◆ **YOUR INSTRUCTIONS**
Omit the images. Copy each entry word for word.
SOURCE INFORMATION START
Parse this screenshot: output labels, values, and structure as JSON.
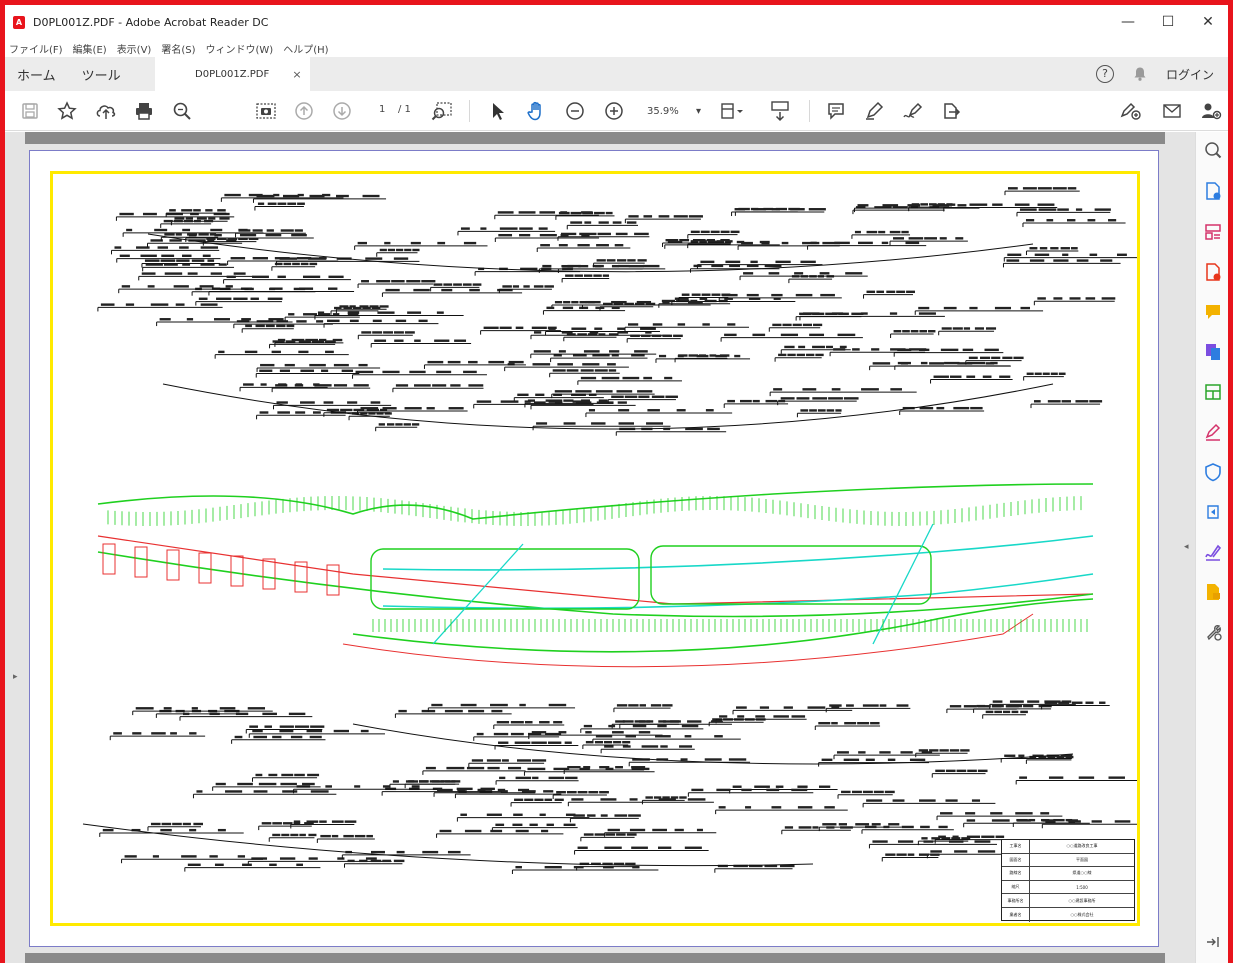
{
  "window": {
    "title": "D0PL001Z.PDF - Adobe Acrobat Reader DC",
    "minimize_glyph": "—",
    "maximize_glyph": "☐",
    "close_glyph": "✕"
  },
  "menu": [
    "ファイル(F)",
    "編集(E)",
    "表示(V)",
    "署名(S)",
    "ウィンドウ(W)",
    "ヘルプ(H)"
  ],
  "tabs": {
    "home": "ホーム",
    "tools": "ツール",
    "document": "D0PL001Z.PDF",
    "close_glyph": "×"
  },
  "account": {
    "login": "ログイン",
    "help_glyph": "?"
  },
  "toolbar": {
    "page_current": "1",
    "page_total": "/ 1",
    "zoom": "35.9%",
    "zoom_caret": "▾"
  },
  "icons": {
    "toolbar": [
      "save-icon",
      "bookmark-star-icon",
      "upload-icon",
      "print-icon",
      "zoom-search-icon",
      "snapshot-icon",
      "prev-page-icon",
      "next-page-icon",
      "marquee-zoom-icon",
      "select-cursor-icon",
      "hand-tool-icon",
      "zoom-out-icon",
      "zoom-in-icon",
      "fit-page-icon",
      "page-display-icon",
      "comment-icon",
      "highlight-pen-icon",
      "sign-icon",
      "share-icon",
      "fill-sign-icon",
      "email-icon",
      "add-user-icon"
    ],
    "sidebar": [
      "search-zoom-icon",
      "create-pdf-icon",
      "organize-pages-icon",
      "export-pdf-icon",
      "comment-panel-icon",
      "combine-files-icon",
      "edit-pdf-icon",
      "fill-sign-panel-icon",
      "protect-icon",
      "send-for-review-icon",
      "sign-panel-icon",
      "export-file-icon",
      "more-tools-icon"
    ]
  },
  "title_block": {
    "rows": [
      {
        "label": "工事名",
        "value": "○○道路改良工事"
      },
      {
        "label": "図面名",
        "value": "平面図"
      },
      {
        "label": "路線名",
        "value": "県道○○線"
      },
      {
        "label": "縮尺",
        "value": "1:500"
      },
      {
        "label": "事務所名",
        "value": "○○建設事務所"
      },
      {
        "label": "業者名",
        "value": "○○株式会社"
      }
    ]
  },
  "colors": {
    "frame": "#e8141c",
    "drawing_border": "#ffea00",
    "road_green": "#1fd01f",
    "road_cyan": "#18d8c8",
    "boundary_red": "#e83030"
  }
}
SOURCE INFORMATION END
◆ **EXERCISE RESULT**
Parse this screenshot: output labels, values, and structure as JSON.
{
  "window": {
    "title": "D0PL001Z.PDF - Adobe Acrobat Reader DC",
    "minimize_glyph": "—",
    "maximize_glyph": "☐",
    "close_glyph": "✕"
  },
  "menu": [
    "ファイル(F)",
    "編集(E)",
    "表示(V)",
    "署名(S)",
    "ウィンドウ(W)",
    "ヘルプ(H)"
  ],
  "tabs": {
    "home": "ホーム",
    "tools": "ツール",
    "document": "D0PL001Z.PDF",
    "close_glyph": "×"
  },
  "account": {
    "login": "ログイン",
    "help_glyph": "?"
  },
  "toolbar": {
    "page_current": "1",
    "page_total": "/ 1",
    "zoom": "35.9%",
    "zoom_caret": "▾"
  },
  "icons": {
    "toolbar": [
      "save-icon",
      "bookmark-star-icon",
      "upload-icon",
      "print-icon",
      "zoom-search-icon",
      "snapshot-icon",
      "prev-page-icon",
      "next-page-icon",
      "marquee-zoom-icon",
      "select-cursor-icon",
      "hand-tool-icon",
      "zoom-out-icon",
      "zoom-in-icon",
      "fit-page-icon",
      "page-display-icon",
      "comment-icon",
      "highlight-pen-icon",
      "sign-icon",
      "share-icon",
      "fill-sign-icon",
      "email-icon",
      "add-user-icon"
    ],
    "sidebar": [
      "search-zoom-icon",
      "create-pdf-icon",
      "organize-pages-icon",
      "export-pdf-icon",
      "comment-panel-icon",
      "combine-files-icon",
      "edit-pdf-icon",
      "fill-sign-panel-icon",
      "protect-icon",
      "send-for-review-icon",
      "sign-panel-icon",
      "export-file-icon",
      "more-tools-icon"
    ]
  },
  "title_block": {
    "rows": [
      {
        "label": "工事名",
        "value": "○○道路改良工事"
      },
      {
        "label": "図面名",
        "value": "平面図"
      },
      {
        "label": "路線名",
        "value": "県道○○線"
      },
      {
        "label": "縮尺",
        "value": "1:500"
      },
      {
        "label": "事務所名",
        "value": "○○建設事務所"
      },
      {
        "label": "業者名",
        "value": "○○株式会社"
      }
    ]
  },
  "colors": {
    "frame": "#e8141c",
    "drawing_border": "#ffea00",
    "road_green": "#1fd01f",
    "road_cyan": "#18d8c8",
    "boundary_red": "#e83030"
  }
}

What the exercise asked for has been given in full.